A feeling

Love is an action, an activity. Love is not a feeling. Many people possessing a feeling of love and, even responding to that feeling, act in unloving and destructive ways. On the other hand, a genuinely loving person will often take loving and constructive action towards a person he or she consciously dislikes, actually feeling no love, or even feeling repugnance at the time. Conversely, it is not only possible but necessary for a loving person to sometimes avoid acting on feelings of love.

The feeling of love is the emotion that accompanies the experience of cathexis. Genuine love implies commitment and wisdom. When we are concerned for someone's spiritual growth, we know that a lack of commitment is likely to be harmful and that commitment is necessary for us to manifest concern effectively.

In a constructive marriage, just as in constructive therapy, the partners must regularly, routinely and predictably attend to their relationship no matter how they feel.

When love exists, it does so with or without cathexis and with or without a loving feeling, although it is easier, indeed fun, to love with cathexis and the feeling of love. It is in the fulfilment of love without cathexis or feeling that genuine love transcends simple cathexis. The key word in the definition of love is "will", the will to extend oneself for the purpose of nurturing one's own or another's spiritual growth. This love is volitional rather than emotional.

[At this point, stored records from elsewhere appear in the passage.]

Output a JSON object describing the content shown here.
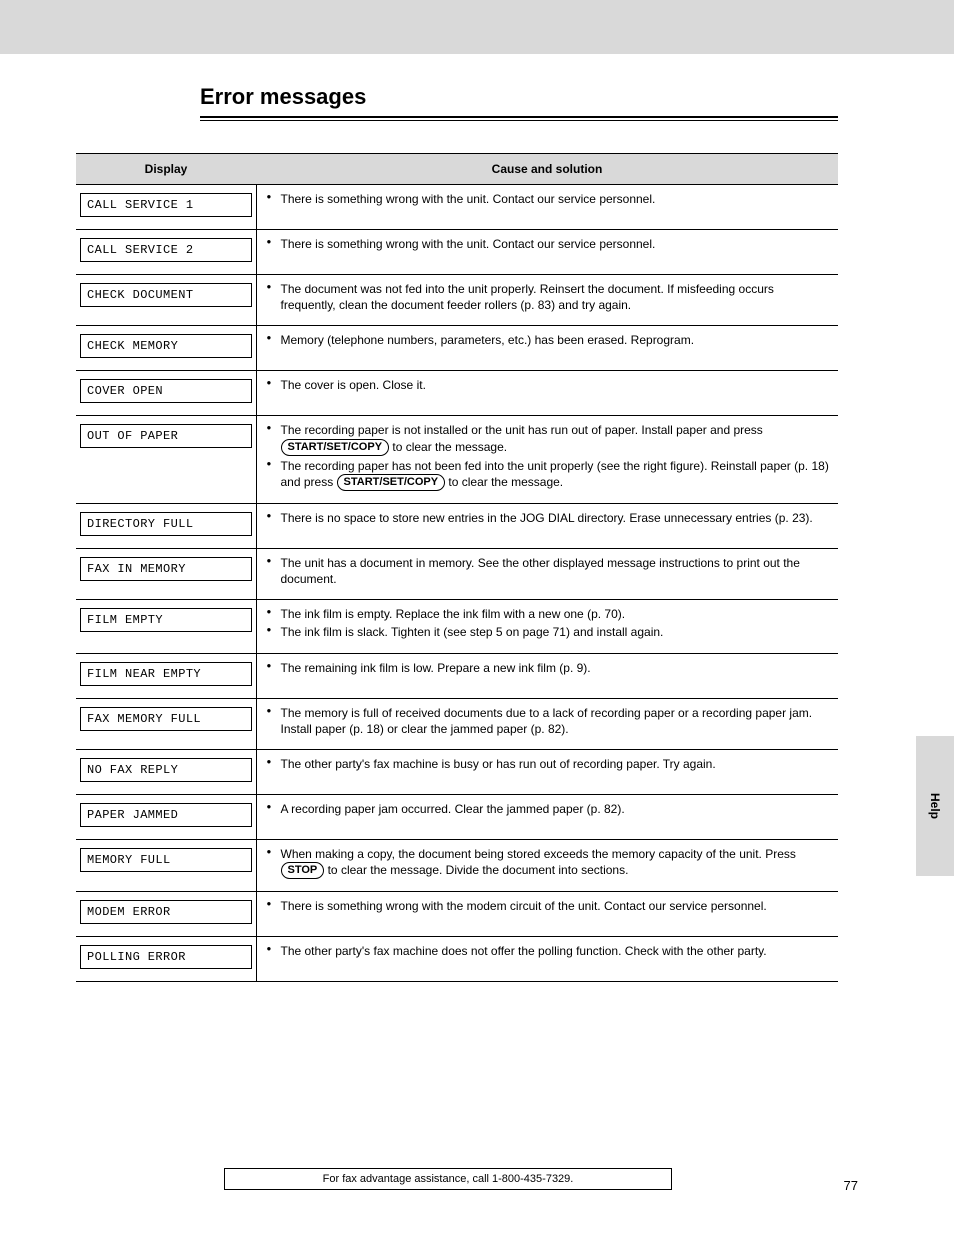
{
  "section_title": "Error messages",
  "side_tab": "Help",
  "tableHeaders": {
    "display": "Display",
    "cause": "Cause and solution"
  },
  "rows": [
    {
      "msg": "CALL SERVICE 1",
      "causes": [
        "There is something wrong with the unit. Contact our service personnel."
      ]
    },
    {
      "msg": "CALL SERVICE 2",
      "causes": [
        "There is something wrong with the unit. Contact our service personnel."
      ]
    },
    {
      "msg": "CHECK DOCUMENT",
      "causes": [
        "The document was not fed into the unit properly. Reinsert the document. If misfeeding occurs frequently, clean the document feeder rollers (p. 83) and try again."
      ]
    },
    {
      "msg": "CHECK MEMORY",
      "causes": [
        "Memory (telephone numbers, parameters, etc.) has been erased. Reprogram."
      ]
    },
    {
      "msg": "COVER OPEN",
      "causes": [
        "The cover is open. Close it."
      ]
    },
    {
      "msg": "DIRECTORY FULL",
      "causes": [
        "There is no space to store new entries in the JOG DIAL directory. Erase unnecessary entries (p. 23)."
      ]
    },
    {
      "msg": "FAX IN MEMORY",
      "causes": [
        "The unit has a document in memory. See the other displayed message instructions to print out the document."
      ]
    },
    {
      "msg": "FAX MEMORY FULL",
      "causes": [
        "The memory is full of received documents due to a lack of recording paper or a recording paper jam. Install paper (p. 18) or clear the jammed paper (p. 82)."
      ]
    },
    {
      "msg": "FILM EMPTY",
      "causes": [
        "The ink film is empty. Replace the ink film with a new one (p. 70).",
        "The ink film is slack. Tighten it (see step 5 on page 71) and install again."
      ]
    },
    {
      "msg": "FILM NEAR EMPTY",
      "causes": [
        "The remaining ink film is low. Prepare a new ink film (p. 9)."
      ]
    },
    {
      "msg": "MEMORY FULL",
      "causes": [
        "When making a copy, the document being stored exceeds the memory capacity of the unit. Press {STOP} to clear the message. Divide the document into sections."
      ]
    },
    {
      "msg": "MODEM ERROR",
      "causes": [
        "There is something wrong with the modem circuit of the unit. Contact our service personnel."
      ]
    },
    {
      "msg": "NO FAX REPLY",
      "causes": [
        "The other party's fax machine is busy or has run out of recording paper. Try again."
      ]
    },
    {
      "msg": "OUT OF PAPER",
      "causes": [
        "The recording paper is not installed or the unit has run out of paper. Install paper and press {START/SET/COPY} to clear the message.",
        "The recording paper has not been fed into the unit properly (see the right figure). Reinstall paper (p. 18) and press {START/SET/COPY} to clear the message."
      ]
    },
    {
      "msg": "PAPER JAMMED",
      "causes": [
        "A recording paper jam occurred. Clear the jammed paper (p. 82)."
      ]
    },
    {
      "msg": "POLLING ERROR",
      "causes": [
        "The other party's fax machine does not offer the polling function. Check with the other party."
      ]
    }
  ],
  "footer": "For fax advantage assistance, call 1-800-435-7329.",
  "page_number": "77"
}
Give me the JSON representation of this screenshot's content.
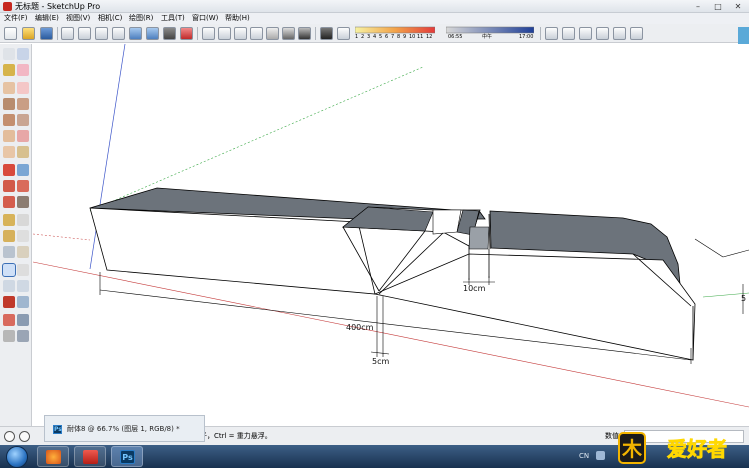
{
  "window": {
    "title": "无标题 - SketchUp Pro",
    "controls": {
      "minimize": "–",
      "maximize": "□",
      "close": "✕"
    }
  },
  "menu": {
    "items": [
      {
        "label": "文件(F)"
      },
      {
        "label": "编辑(E)"
      },
      {
        "label": "视图(V)"
      },
      {
        "label": "相机(C)"
      },
      {
        "label": "绘图(R)"
      },
      {
        "label": "工具(T)"
      },
      {
        "label": "窗口(W)"
      },
      {
        "label": "帮助(H)"
      }
    ]
  },
  "shadow_settings": {
    "months": [
      "1",
      "2",
      "3",
      "4",
      "5",
      "6",
      "7",
      "8",
      "9",
      "10",
      "11",
      "12"
    ],
    "start_time": "06:55",
    "midday_label": "中午",
    "end_time": "17:00"
  },
  "viewport": {
    "dimension_labels": {
      "length": "400cm",
      "width_small": "5cm",
      "gap": "10cm",
      "height_partial": "5"
    },
    "colors": {
      "top_face": "#6c737b",
      "front_face": "#ffffff",
      "edge": "#000000",
      "axis_red": "#c43a3a",
      "axis_green": "#39a845",
      "axis_blue": "#3b54c9"
    }
  },
  "status_bar": {
    "hint_text": "子，Ctrl = 重力悬浮。",
    "measure_label": "数值"
  },
  "popup": {
    "app_badge": "Ps",
    "document_info": "耐体8 @ 66.7% (图层 1, RGB/8) *"
  },
  "taskbar": {
    "photoshop_badge": "Ps",
    "tray_language": "CN"
  },
  "watermark": {
    "brand": "爱好者",
    "icon_glyph": "木"
  },
  "accent_colors": {
    "title_icon": "#c6271f",
    "taskbar_top": "#3d5f86",
    "taskbar_bottom": "#18314f"
  }
}
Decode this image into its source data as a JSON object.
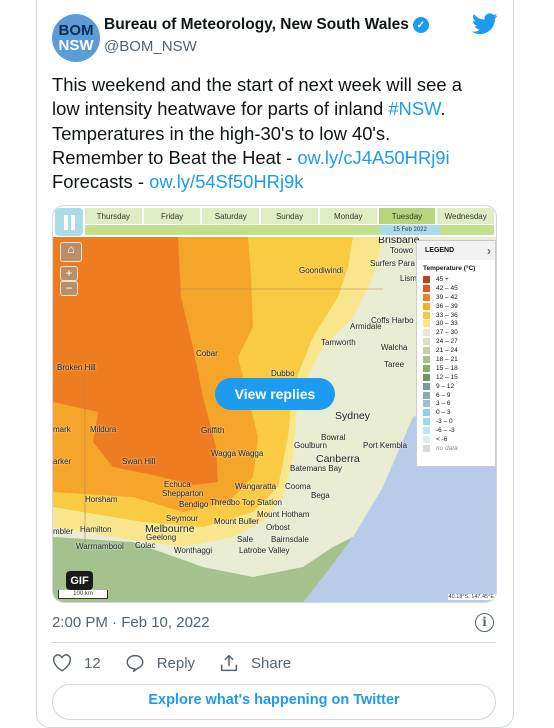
{
  "tweet": {
    "avatar_top": "BOM",
    "avatar_bottom": "NSW",
    "author_name": "Bureau of Meteorology, New South Wales",
    "handle": "@BOM_NSW",
    "verified": true,
    "text_lines": [
      "This weekend and the start of next week will see a",
      "low intensity heatwave for parts of inland ",
      "Temperatures in the high-30's to low 40's.",
      "Remember to Beat the Heat - ",
      "Forecasts - "
    ],
    "hashtag": "#NSW",
    "hashtag_suffix": ".",
    "link1": "ow.ly/cJ4A50HRj9i",
    "link2": "ow.ly/54Sf50HRj9k",
    "timestamp": "2:00 PM · Feb 10, 2022",
    "likes": "12",
    "reply_label": "Reply",
    "share_label": "Share",
    "explore_label": "Explore what's happening on Twitter",
    "brand_color": "#1d9bf0"
  },
  "media": {
    "days": [
      "Thursday",
      "Friday",
      "Saturday",
      "Sunday",
      "Monday",
      "Tuesday",
      "Wednesday"
    ],
    "selected_day": "Tuesday",
    "selected_date": "15 Feb 2022",
    "view_replies": "View replies",
    "gif_badge": "GIF",
    "scale": "100 km",
    "coords": "40.18°S, 147.45°E",
    "legend": {
      "header": "LEGEND",
      "title": "Temperature (°C)",
      "items": [
        {
          "label": "45 +",
          "color": "#c0441a"
        },
        {
          "label": "42 – 45",
          "color": "#e4571e"
        },
        {
          "label": "39 – 42",
          "color": "#ee7f24"
        },
        {
          "label": "36 – 39",
          "color": "#f6ad2a"
        },
        {
          "label": "33 – 36",
          "color": "#f8c844"
        },
        {
          "label": "30 – 33",
          "color": "#f8e28a"
        },
        {
          "label": "27 – 30",
          "color": "#e8e8c8"
        },
        {
          "label": "24 – 27",
          "color": "#d8dfc0"
        },
        {
          "label": "21 – 24",
          "color": "#c2d0a8"
        },
        {
          "label": "18 – 21",
          "color": "#a8bf8a"
        },
        {
          "label": "15 – 18",
          "color": "#8bac6c"
        },
        {
          "label": "12 – 15",
          "color": "#6f9456"
        },
        {
          "label": "9 – 12",
          "color": "#7e98a0"
        },
        {
          "label": "6 – 9",
          "color": "#8ea8b4"
        },
        {
          "label": "3 – 6",
          "color": "#a2bccb"
        },
        {
          "label": "0 – 3",
          "color": "#8ed0e0"
        },
        {
          "label": "-3 – 0",
          "color": "#9cdce6"
        },
        {
          "label": "-6 – -3",
          "color": "#bfe6ee"
        },
        {
          "label": "< -6",
          "color": "#dcecf0"
        },
        {
          "label": "no data",
          "color": "#d8d8d8"
        }
      ]
    },
    "places": [
      "Brisbane",
      "Toowo",
      "Surfers Para",
      "Goondiwindi",
      "Lism",
      "Coffs Harbo",
      "Armidale",
      "Tamworth",
      "Walcha",
      "Cobar",
      "Taree",
      "Broken Hill",
      "Dubbo",
      "Sydney",
      "mark",
      "Mildura",
      "Griffith",
      "Bowral",
      "Goulburn",
      "Port Kembla",
      "Wagga Wagga",
      "Canberra",
      "arker",
      "Swan Hill",
      "Batemans Bay",
      "Echuca",
      "Wangaratta",
      "Cooma",
      "Shepparton",
      "Bega",
      "Horsham",
      "Bendigo",
      "Thredbo Top Station",
      "Mount Hotham",
      "Seymour",
      "Mount Buller",
      "Orbost",
      "mbler",
      "Hamilton",
      "Melbourne",
      "Geelong",
      "Sale",
      "Bairnsdale",
      "Warrnambool",
      "Colac",
      "Wonthaggi",
      "Latrobe Valley"
    ]
  }
}
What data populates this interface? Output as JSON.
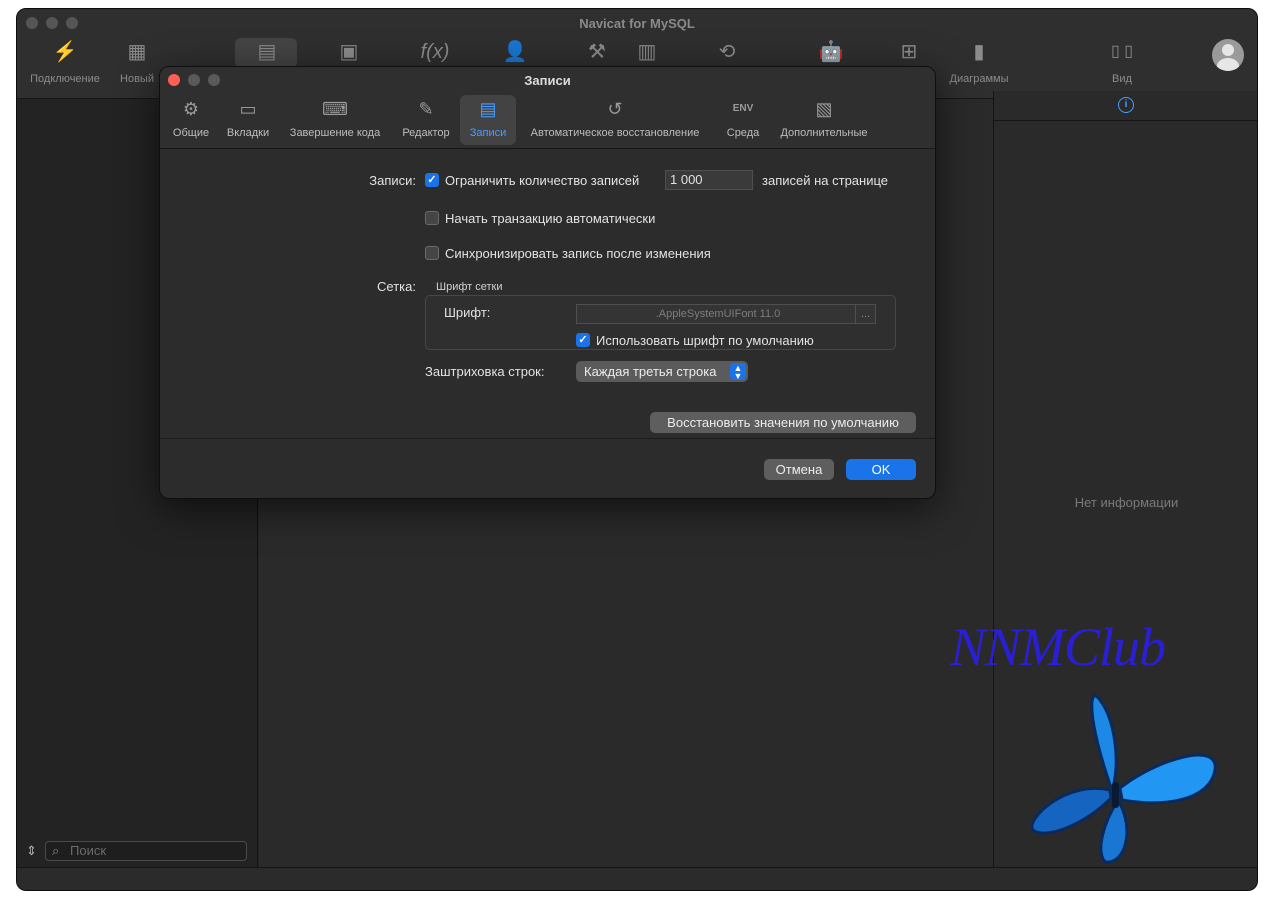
{
  "app": {
    "title": "Navicat for MySQL",
    "toolbar": [
      {
        "label": "Подключение",
        "icon": "connection-icon"
      },
      {
        "label": "Новый",
        "icon": "new-query-icon"
      },
      {
        "label": "",
        "icon": "table-icon"
      },
      {
        "label": "",
        "icon": "view-icon"
      },
      {
        "label": "",
        "icon": "function-icon"
      },
      {
        "label": "",
        "icon": "user-icon"
      },
      {
        "label": "",
        "icon": "tools-icon"
      },
      {
        "label": "",
        "icon": "query-icon"
      },
      {
        "label": "",
        "icon": "backup-icon"
      },
      {
        "label": "",
        "icon": "automation-icon"
      },
      {
        "label": "",
        "icon": "model-icon"
      },
      {
        "label": "Диаграммы",
        "icon": "charts-icon"
      },
      {
        "label": "Вид",
        "icon": "view-toggle-icon"
      }
    ],
    "search_placeholder": "Поиск",
    "right_panel": {
      "no_info": "Нет информации"
    }
  },
  "dialog": {
    "title": "Записи",
    "tabs": [
      {
        "label": "Общие",
        "icon": "gear-icon"
      },
      {
        "label": "Вкладки",
        "icon": "tabs-icon"
      },
      {
        "label": "Завершение кода",
        "icon": "code-completion-icon"
      },
      {
        "label": "Редактор",
        "icon": "editor-icon"
      },
      {
        "label": "Записи",
        "icon": "records-icon",
        "active": true
      },
      {
        "label": "Автоматическое восстановление",
        "icon": "history-icon"
      },
      {
        "label": "Среда",
        "icon": "env-icon"
      },
      {
        "label": "Дополнительные",
        "icon": "advanced-icon"
      }
    ],
    "records": {
      "section_label": "Записи:",
      "limit_label": "Ограничить количество записей",
      "limit_checked": true,
      "limit_value": "1 000",
      "per_page_label": "записей на странице",
      "auto_transaction_label": "Начать транзакцию автоматически",
      "auto_transaction_checked": false,
      "sync_label": "Синхронизировать запись после изменения",
      "sync_checked": false
    },
    "grid": {
      "section_label": "Сетка:",
      "group_title": "Шрифт сетки",
      "font_label": "Шрифт:",
      "font_value": ".AppleSystemUIFont 11.0",
      "font_button": "...",
      "default_font_label": "Использовать шрифт по умолчанию",
      "default_font_checked": true,
      "shading_label": "Заштриховка строк:",
      "shading_value": "Каждая третья строка"
    },
    "restore_defaults": "Восстановить значения по умолчанию",
    "cancel": "Отмена",
    "ok": "OK"
  },
  "watermark": {
    "text": "NNMClub"
  },
  "colors": {
    "accent": "#1a73e8",
    "close": "#ff5f57",
    "watermark": "#2b1fd6",
    "butterfly": "#1e88e5"
  }
}
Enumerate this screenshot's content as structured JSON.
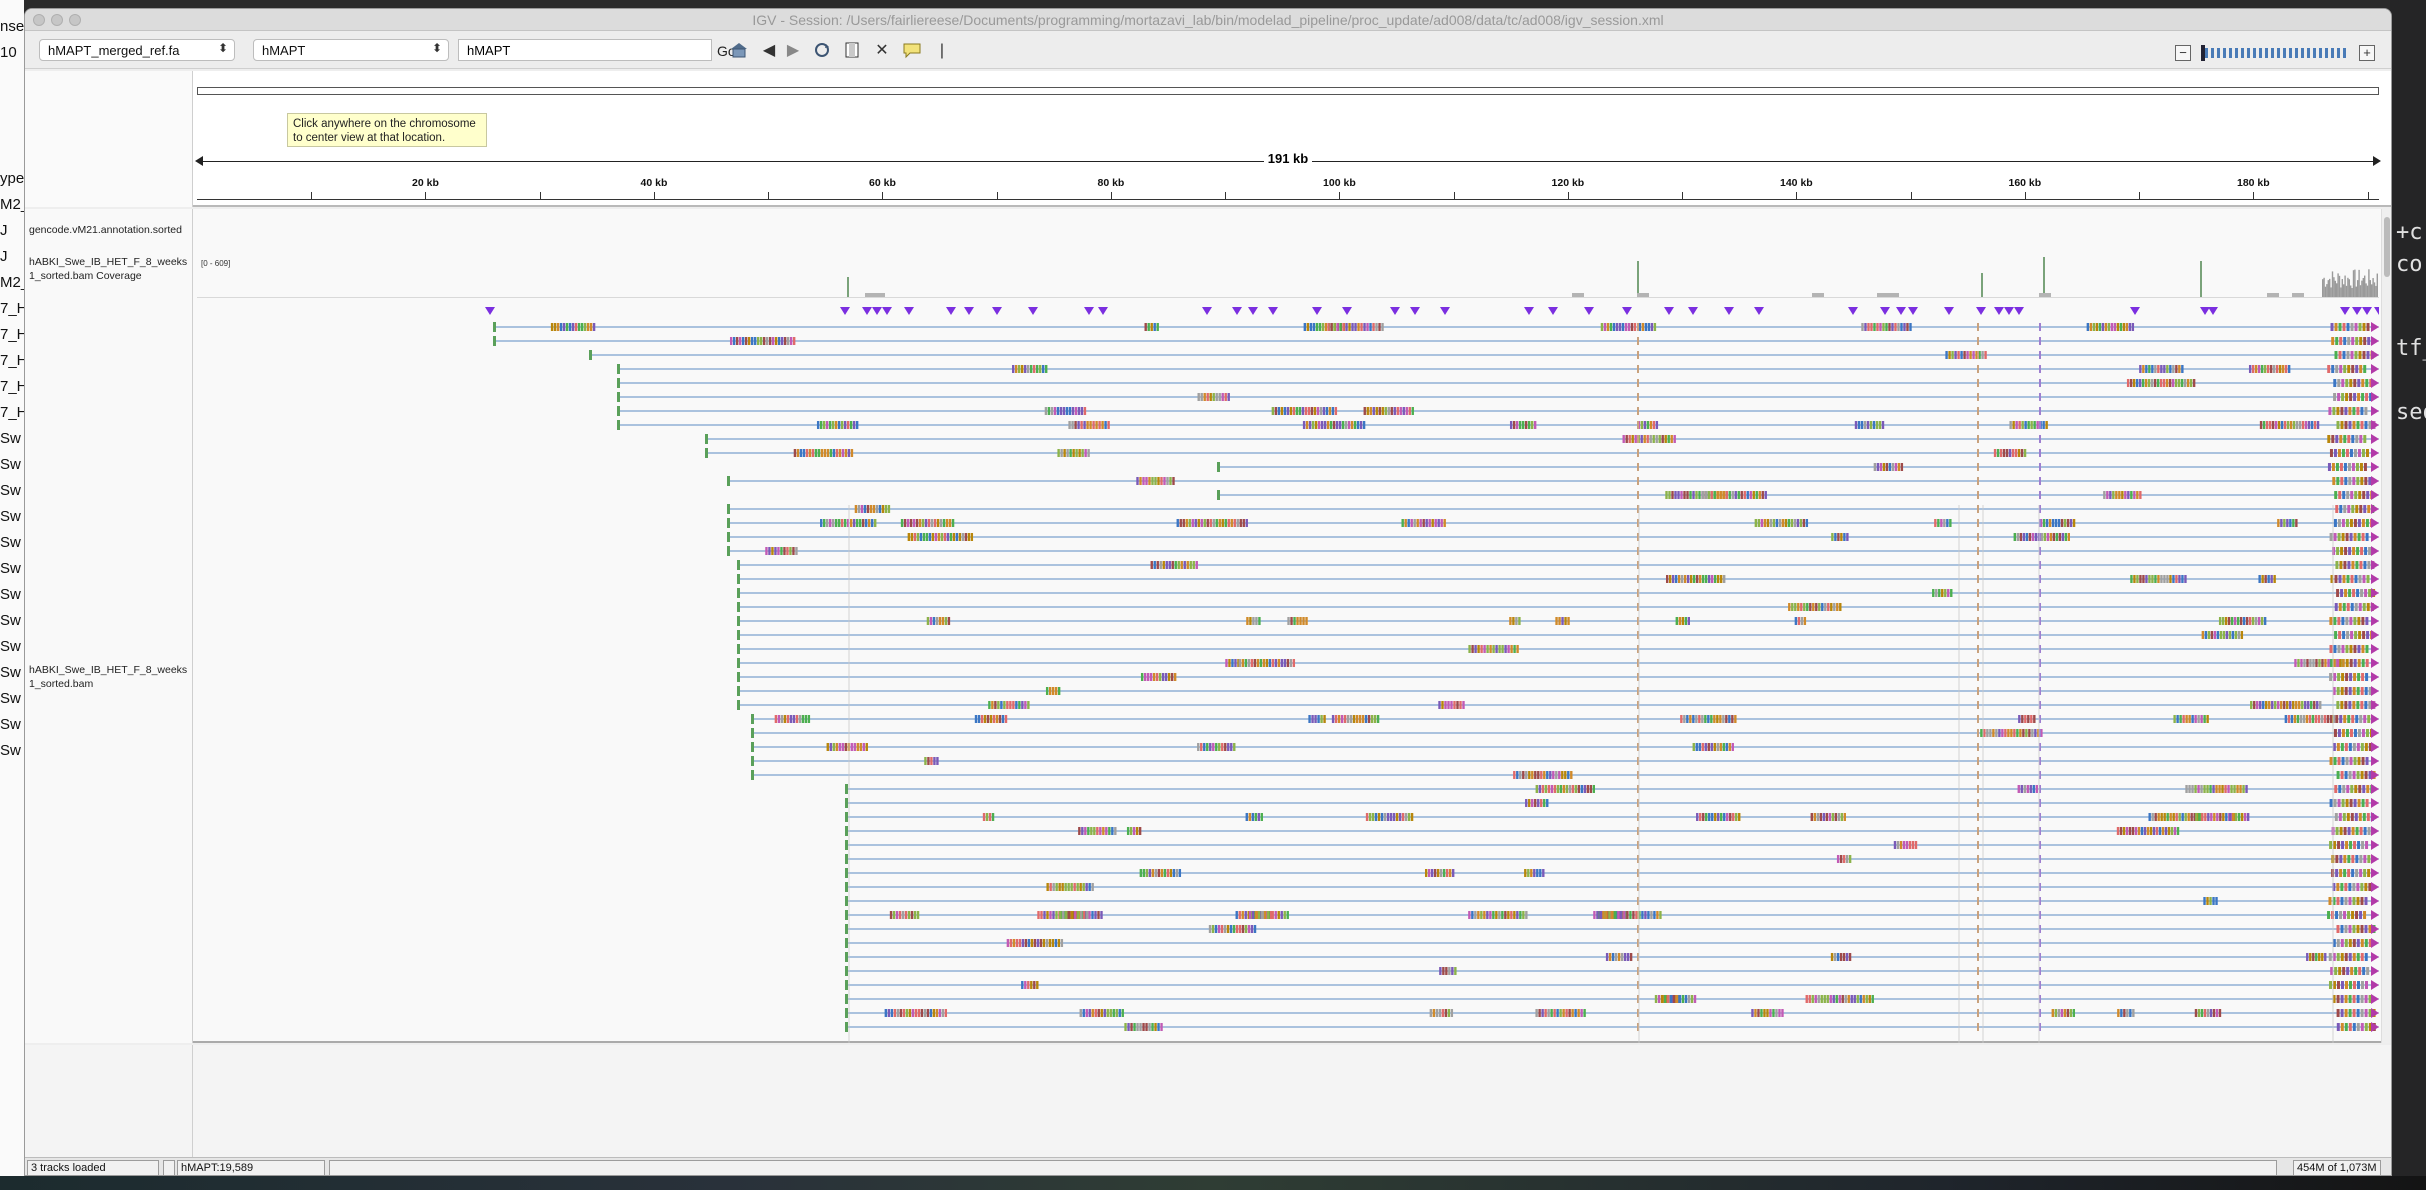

Our feelings of love may be unbounded but our capacity for loving is limited. We must therefore choose on whom we will focus our capacity to love, and towards whom we will direct our will to love. True love is not a feeling by which we are overwhelmed, it is a committed, thoughtful decision.

The tendency to confuse love with the feeling of love allows us to deceive ourselves. There may be a self-serving tendency here; it is easy and pleasurable to find evidence of love in one's feelings. It may be difficult and painful to search for evidence of love in one's action. But, because true love is an act of will that often transcends feelings of love or cathexis, it is true to say, "Love is as love does".

Exploration and Discussion

1. "We are meant to love people and use things, not love things and use people"
Reinhold Niebuhr.
Consider this statement as it applies in your life. What changes would you like to make to your significant personal relationships?

2. Dependency:

(a) What do you like about depending on others?

(b) What do you dislike about being dependent?

(c) What do you like about having others dependent on you?

(d) What do you dislike about having others dependent on you?

3. What are some legitimate dependency needs and what are some legitimate ways of getting them met?

4. Love is defined as being an extension of the "will". Surely, feelings simply "are". Can love be willed? Can we make a decision to like someone?

5. "Love is as love does." What loving have you done recently?